Go through the entries below. Copy out every line that contains "voltage".

[Saved data entries]
========================

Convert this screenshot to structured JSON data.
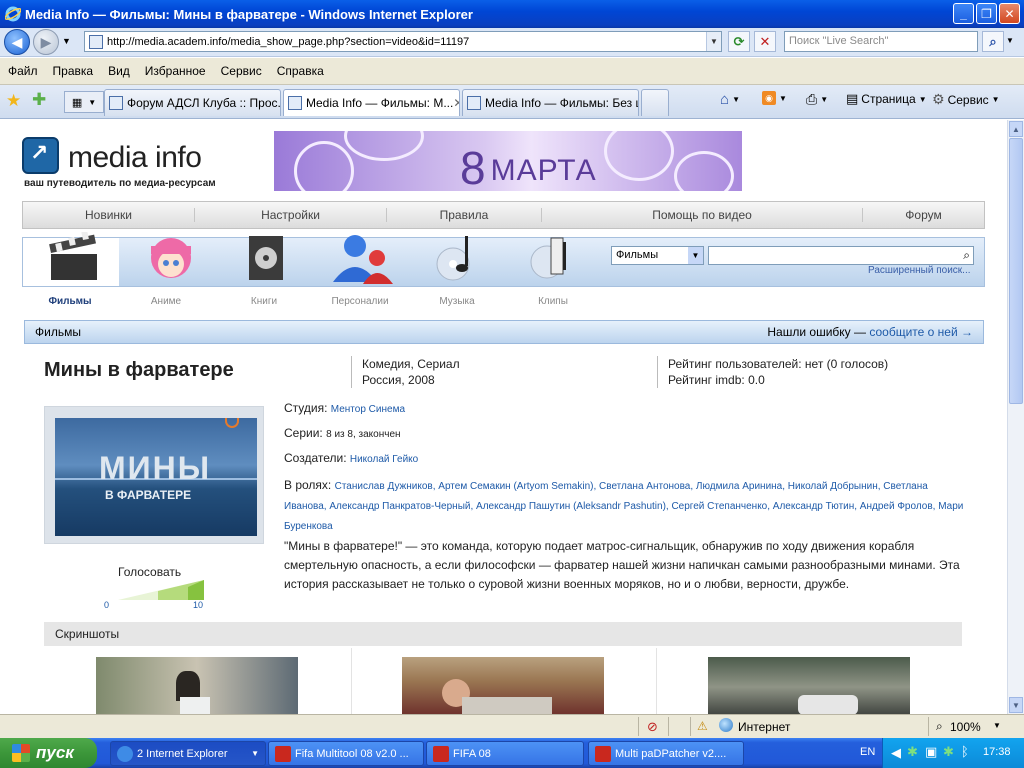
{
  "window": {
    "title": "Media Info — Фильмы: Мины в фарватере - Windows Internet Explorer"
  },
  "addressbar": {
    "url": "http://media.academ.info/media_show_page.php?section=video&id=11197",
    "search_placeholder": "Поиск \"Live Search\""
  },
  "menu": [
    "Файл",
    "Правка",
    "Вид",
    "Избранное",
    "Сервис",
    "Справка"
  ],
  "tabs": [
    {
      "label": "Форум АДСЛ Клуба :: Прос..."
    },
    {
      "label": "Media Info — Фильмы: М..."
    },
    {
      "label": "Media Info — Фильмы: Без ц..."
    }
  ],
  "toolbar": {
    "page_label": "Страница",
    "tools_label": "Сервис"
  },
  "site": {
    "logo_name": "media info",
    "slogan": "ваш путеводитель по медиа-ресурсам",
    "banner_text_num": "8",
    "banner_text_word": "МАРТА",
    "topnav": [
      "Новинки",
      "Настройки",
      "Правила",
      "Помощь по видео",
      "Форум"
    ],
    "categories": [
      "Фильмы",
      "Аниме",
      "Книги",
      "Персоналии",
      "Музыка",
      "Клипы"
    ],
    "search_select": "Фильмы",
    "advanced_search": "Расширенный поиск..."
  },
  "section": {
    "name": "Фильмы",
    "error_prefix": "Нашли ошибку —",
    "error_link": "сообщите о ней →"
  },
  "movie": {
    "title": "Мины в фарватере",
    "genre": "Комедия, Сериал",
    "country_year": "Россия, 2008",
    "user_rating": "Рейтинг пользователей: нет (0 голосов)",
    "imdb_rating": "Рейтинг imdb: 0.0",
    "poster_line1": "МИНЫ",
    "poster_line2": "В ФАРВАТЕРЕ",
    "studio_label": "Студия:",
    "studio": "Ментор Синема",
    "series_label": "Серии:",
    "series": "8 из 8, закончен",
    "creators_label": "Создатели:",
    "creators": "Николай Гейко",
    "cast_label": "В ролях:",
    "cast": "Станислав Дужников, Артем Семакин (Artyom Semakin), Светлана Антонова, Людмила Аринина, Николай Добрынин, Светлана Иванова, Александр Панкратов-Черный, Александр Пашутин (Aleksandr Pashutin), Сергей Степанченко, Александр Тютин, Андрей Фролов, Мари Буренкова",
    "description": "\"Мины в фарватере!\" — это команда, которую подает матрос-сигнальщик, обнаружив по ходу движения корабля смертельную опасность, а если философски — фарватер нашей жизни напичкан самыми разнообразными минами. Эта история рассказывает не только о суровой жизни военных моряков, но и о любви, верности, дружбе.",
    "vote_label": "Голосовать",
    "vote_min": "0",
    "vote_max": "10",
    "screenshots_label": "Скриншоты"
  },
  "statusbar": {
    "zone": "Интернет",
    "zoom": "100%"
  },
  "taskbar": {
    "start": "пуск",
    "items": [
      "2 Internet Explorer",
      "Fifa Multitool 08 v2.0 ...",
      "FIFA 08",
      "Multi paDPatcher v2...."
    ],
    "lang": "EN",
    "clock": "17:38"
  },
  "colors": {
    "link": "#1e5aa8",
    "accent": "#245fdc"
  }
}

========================

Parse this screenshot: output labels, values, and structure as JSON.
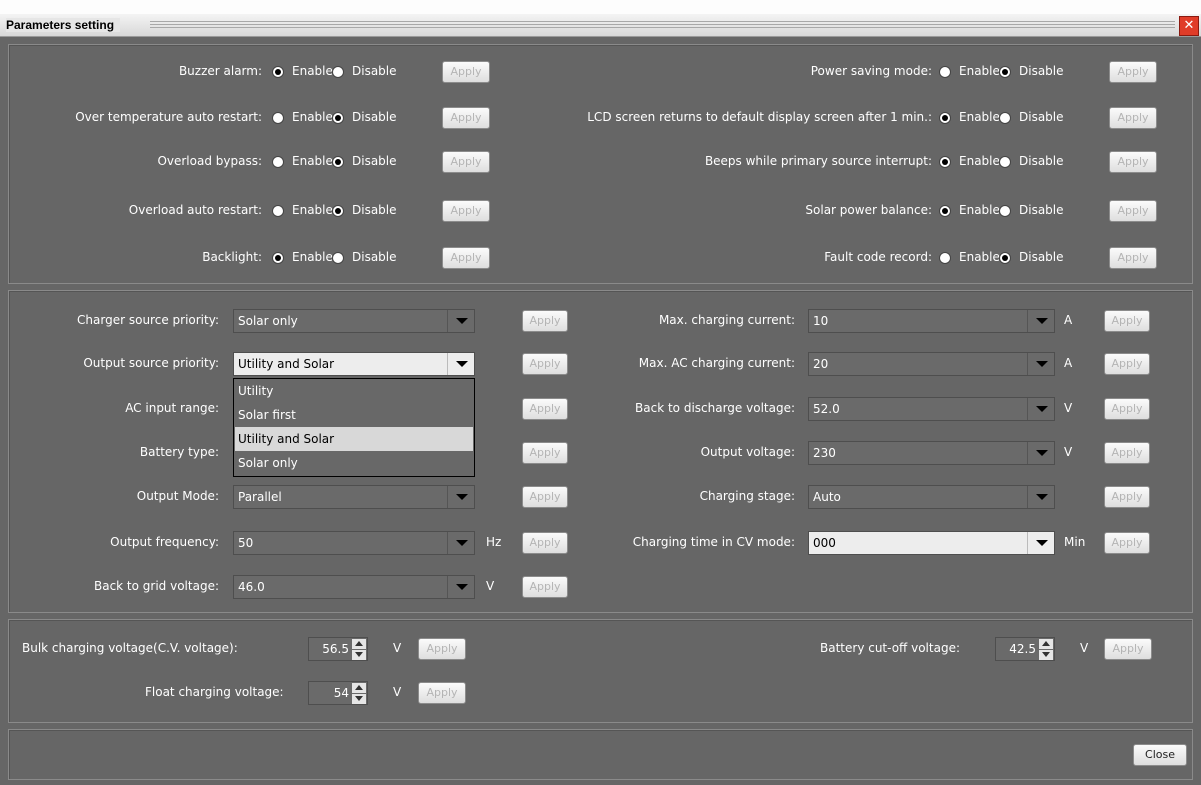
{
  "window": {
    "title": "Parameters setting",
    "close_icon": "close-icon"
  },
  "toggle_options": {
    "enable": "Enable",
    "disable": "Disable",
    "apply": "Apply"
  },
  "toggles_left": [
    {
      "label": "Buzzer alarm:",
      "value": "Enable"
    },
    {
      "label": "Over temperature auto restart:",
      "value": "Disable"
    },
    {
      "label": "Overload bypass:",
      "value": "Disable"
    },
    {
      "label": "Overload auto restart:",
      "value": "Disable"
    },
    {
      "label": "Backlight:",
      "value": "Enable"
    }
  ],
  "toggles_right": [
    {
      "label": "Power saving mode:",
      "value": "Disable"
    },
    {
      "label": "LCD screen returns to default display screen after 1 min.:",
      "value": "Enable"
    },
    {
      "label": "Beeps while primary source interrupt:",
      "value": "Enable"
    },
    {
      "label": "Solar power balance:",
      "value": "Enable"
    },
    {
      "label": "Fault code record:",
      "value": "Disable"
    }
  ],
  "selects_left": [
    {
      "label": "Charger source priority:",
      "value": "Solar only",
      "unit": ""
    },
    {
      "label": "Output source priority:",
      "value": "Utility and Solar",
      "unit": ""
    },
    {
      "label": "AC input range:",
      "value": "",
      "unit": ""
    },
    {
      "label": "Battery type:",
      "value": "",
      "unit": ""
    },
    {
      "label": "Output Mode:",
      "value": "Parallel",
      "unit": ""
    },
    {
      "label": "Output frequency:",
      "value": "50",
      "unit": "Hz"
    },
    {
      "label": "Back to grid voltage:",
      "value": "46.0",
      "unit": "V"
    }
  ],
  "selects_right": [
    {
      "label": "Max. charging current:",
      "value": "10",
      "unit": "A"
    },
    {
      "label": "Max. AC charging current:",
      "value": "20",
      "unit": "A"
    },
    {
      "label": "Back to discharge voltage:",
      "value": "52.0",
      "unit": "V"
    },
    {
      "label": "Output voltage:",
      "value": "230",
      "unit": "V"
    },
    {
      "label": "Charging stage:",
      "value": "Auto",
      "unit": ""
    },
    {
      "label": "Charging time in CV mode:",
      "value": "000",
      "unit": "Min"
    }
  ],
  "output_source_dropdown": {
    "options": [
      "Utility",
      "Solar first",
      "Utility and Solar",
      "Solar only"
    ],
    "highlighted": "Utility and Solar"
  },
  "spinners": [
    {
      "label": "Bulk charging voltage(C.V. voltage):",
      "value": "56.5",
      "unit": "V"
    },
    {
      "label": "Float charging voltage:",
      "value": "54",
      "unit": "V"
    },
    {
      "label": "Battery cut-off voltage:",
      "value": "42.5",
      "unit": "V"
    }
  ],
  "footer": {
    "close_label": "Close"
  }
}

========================

**RESPONSE TO THE TASK**:
      "label": "Back to grid voltage:",
      "label": "Back to discharge voltage:",
      "label": "Output voltage:",
      "label": "Bulk charging voltage(C.V. voltage):",
      "label": "Float charging voltage:",
      "label": "Battery cut-off voltage:",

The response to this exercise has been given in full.